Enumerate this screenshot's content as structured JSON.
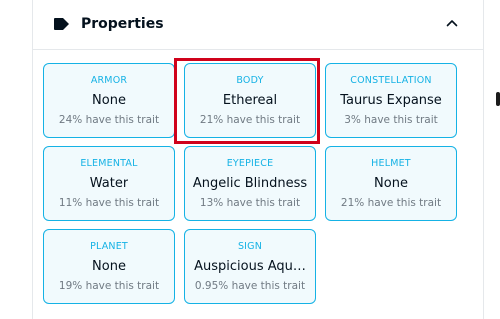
{
  "properties": {
    "title": "Properties",
    "icon": "tag-icon",
    "toggle_icon": "chevron-up-icon",
    "traits": [
      {
        "type": "ARMOR",
        "value": "None",
        "rarity": "24% have this trait"
      },
      {
        "type": "BODY",
        "value": "Ethereal",
        "rarity": "21% have this trait"
      },
      {
        "type": "CONSTELLATION",
        "value": "Taurus Expanse",
        "rarity": "3% have this trait"
      },
      {
        "type": "ELEMENTAL",
        "value": "Water",
        "rarity": "11% have this trait"
      },
      {
        "type": "EYEPIECE",
        "value": "Angelic Blindness",
        "rarity": "13% have this trait"
      },
      {
        "type": "HELMET",
        "value": "None",
        "rarity": "21% have this trait"
      },
      {
        "type": "PLANET",
        "value": "None",
        "rarity": "19% have this trait"
      },
      {
        "type": "SIGN",
        "value": "Auspicious Aqu…",
        "rarity": "0.95% have this trait"
      }
    ]
  },
  "colors": {
    "accent": "#15b2e5",
    "highlight": "#d0021b",
    "text": "#04111d",
    "muted": "#707a83"
  }
}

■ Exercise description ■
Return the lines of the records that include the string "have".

■ Finished exercise ■
        "rarity": "24% have this trait"
        "rarity": "21% have this trait"
        "rarity": "3% have this trait"
        "rarity": "11% have this trait"
        "rarity": "13% have this trait"
        "rarity": "21% have this trait"
        "rarity": "19% have this trait"
        "rarity": "0.95% have this trait"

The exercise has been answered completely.